Copy each line from the listing below where the word "description" shows up.

*** Opening RECORDS FOR THE EXERCISE ***

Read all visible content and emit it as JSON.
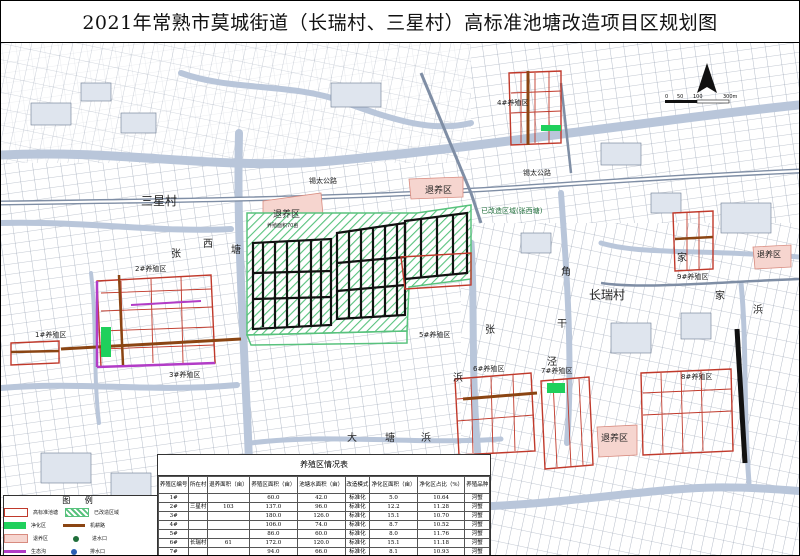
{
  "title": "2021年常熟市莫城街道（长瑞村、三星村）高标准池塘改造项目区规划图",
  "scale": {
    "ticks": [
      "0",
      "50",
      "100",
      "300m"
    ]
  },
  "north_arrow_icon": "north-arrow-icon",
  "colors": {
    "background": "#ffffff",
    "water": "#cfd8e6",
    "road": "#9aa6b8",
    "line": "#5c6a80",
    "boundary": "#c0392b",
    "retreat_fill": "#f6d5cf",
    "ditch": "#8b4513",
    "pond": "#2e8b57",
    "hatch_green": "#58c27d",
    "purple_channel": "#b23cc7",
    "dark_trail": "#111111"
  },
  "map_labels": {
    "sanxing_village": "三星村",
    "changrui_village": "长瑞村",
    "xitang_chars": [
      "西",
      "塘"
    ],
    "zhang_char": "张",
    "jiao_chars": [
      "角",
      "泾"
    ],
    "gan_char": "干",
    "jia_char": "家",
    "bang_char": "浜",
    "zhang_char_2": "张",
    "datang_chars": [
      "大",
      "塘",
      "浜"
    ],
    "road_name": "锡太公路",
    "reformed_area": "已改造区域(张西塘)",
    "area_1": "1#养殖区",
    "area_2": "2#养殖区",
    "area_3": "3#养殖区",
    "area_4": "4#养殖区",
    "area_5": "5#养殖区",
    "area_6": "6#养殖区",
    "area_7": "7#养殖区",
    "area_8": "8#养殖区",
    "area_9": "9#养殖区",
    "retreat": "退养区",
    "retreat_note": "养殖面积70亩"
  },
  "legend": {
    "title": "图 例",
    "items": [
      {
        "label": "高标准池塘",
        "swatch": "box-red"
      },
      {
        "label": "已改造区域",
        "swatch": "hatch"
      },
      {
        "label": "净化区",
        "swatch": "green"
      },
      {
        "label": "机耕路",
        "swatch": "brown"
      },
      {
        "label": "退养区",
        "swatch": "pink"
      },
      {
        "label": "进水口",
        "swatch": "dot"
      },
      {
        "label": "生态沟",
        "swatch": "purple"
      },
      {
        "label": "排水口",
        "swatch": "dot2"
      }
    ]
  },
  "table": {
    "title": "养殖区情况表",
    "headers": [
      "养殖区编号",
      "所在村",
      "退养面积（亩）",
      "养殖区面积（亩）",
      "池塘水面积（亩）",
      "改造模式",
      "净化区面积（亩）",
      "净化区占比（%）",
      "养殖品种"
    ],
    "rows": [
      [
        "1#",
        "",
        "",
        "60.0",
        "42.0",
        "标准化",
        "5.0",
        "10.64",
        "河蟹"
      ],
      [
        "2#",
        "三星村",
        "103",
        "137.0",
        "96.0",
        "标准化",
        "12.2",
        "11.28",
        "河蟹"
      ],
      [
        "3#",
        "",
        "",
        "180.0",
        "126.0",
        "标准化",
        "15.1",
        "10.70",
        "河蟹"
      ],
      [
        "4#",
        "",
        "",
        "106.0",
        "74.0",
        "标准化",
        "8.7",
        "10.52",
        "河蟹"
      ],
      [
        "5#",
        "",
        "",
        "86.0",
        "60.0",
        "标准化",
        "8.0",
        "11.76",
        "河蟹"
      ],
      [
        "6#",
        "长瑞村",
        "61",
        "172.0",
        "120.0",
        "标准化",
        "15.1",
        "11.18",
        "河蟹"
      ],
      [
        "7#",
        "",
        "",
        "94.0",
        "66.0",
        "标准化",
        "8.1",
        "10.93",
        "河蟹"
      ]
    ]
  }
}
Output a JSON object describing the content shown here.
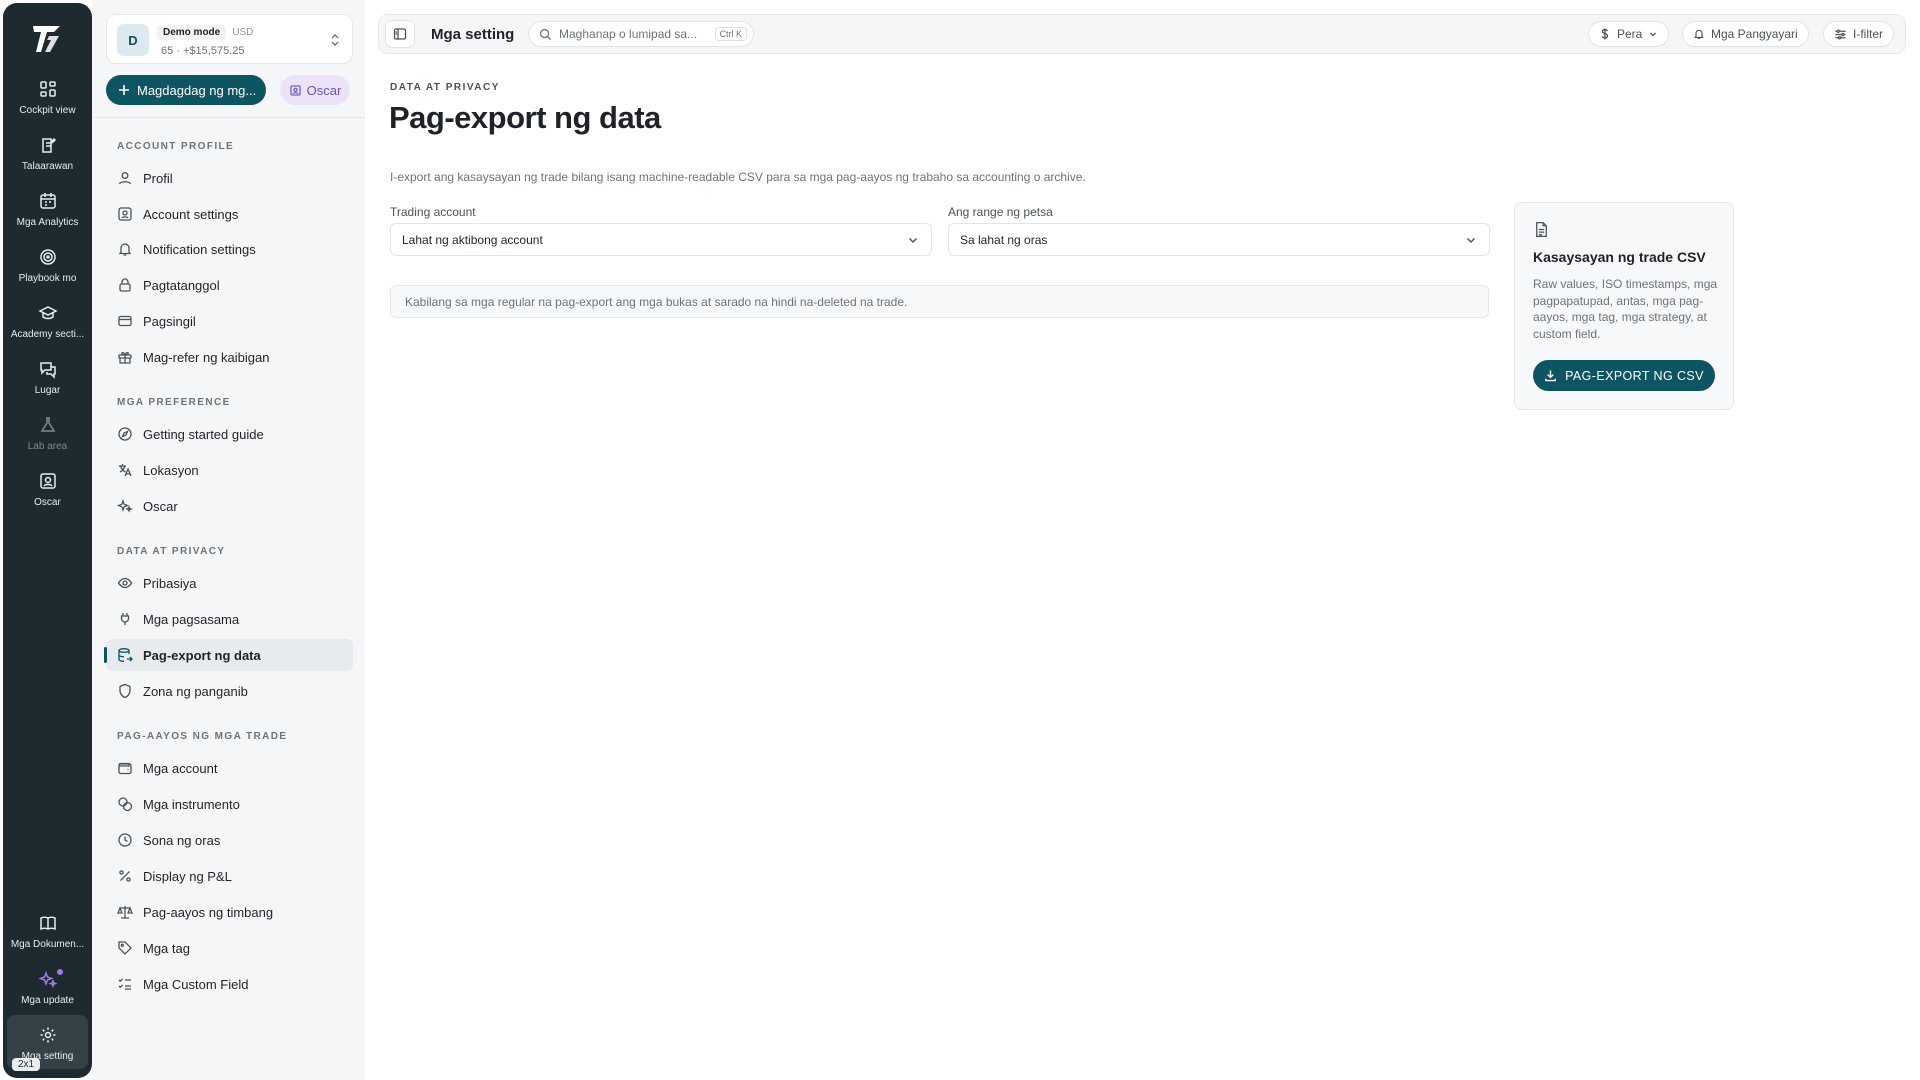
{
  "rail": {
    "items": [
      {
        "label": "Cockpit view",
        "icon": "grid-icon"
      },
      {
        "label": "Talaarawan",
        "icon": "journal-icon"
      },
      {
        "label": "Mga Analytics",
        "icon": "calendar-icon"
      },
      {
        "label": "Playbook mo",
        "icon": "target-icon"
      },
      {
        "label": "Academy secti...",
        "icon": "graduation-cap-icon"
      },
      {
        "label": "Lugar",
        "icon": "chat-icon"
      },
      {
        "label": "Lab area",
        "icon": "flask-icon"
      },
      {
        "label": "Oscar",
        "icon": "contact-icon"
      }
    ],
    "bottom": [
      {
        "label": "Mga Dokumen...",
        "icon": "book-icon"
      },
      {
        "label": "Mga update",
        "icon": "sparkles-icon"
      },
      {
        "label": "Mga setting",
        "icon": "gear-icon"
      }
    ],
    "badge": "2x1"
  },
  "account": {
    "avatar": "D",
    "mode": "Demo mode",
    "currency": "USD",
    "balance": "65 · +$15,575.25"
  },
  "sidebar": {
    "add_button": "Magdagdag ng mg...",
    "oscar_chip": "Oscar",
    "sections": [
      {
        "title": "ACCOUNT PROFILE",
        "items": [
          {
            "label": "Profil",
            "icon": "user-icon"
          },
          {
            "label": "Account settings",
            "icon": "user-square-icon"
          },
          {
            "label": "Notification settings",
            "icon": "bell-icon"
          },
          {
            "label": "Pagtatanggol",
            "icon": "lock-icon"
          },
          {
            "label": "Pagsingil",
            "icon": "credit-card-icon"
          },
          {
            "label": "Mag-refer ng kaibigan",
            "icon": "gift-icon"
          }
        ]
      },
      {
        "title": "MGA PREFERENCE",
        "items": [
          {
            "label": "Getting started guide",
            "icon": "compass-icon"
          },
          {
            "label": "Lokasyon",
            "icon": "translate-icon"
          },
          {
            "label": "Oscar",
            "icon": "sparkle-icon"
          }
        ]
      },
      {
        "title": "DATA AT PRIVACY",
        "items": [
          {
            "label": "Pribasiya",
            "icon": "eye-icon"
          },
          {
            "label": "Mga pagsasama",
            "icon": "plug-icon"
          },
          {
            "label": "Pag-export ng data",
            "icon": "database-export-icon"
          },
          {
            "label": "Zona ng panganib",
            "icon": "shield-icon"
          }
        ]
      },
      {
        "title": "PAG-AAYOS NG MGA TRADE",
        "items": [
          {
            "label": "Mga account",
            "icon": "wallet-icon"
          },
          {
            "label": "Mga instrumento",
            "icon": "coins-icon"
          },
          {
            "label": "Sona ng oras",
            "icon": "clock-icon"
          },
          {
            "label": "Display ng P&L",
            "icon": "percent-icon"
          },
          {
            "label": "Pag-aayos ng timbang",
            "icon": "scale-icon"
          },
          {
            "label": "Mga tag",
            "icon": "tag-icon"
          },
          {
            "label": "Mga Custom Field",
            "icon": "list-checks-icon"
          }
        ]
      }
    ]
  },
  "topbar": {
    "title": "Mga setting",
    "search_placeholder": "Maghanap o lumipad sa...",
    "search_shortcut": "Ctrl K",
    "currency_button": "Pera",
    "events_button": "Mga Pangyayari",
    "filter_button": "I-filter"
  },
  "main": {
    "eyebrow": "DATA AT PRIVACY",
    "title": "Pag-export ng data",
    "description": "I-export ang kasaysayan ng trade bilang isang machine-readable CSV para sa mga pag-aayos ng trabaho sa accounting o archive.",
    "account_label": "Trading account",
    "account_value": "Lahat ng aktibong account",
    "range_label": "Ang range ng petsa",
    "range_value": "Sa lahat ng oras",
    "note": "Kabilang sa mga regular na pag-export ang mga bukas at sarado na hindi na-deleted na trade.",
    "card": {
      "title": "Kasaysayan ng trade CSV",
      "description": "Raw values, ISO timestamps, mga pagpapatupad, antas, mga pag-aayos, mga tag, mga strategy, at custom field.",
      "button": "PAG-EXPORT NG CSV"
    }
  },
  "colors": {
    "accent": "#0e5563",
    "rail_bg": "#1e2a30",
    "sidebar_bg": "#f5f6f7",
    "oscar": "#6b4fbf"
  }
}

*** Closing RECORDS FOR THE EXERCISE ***

_ANSWER TO THIS EXERCISE_
    "description": "I-export ang kasaysayan ng trade bilang isang machine-readable CSV para sa mga pag-aayos ng trabaho sa accounting o archive.",
      "description": "Raw values, ISO timestamps, mga pagpapatupad, antas, mga pag-aayos, mga tag, mga strategy, at custom field.",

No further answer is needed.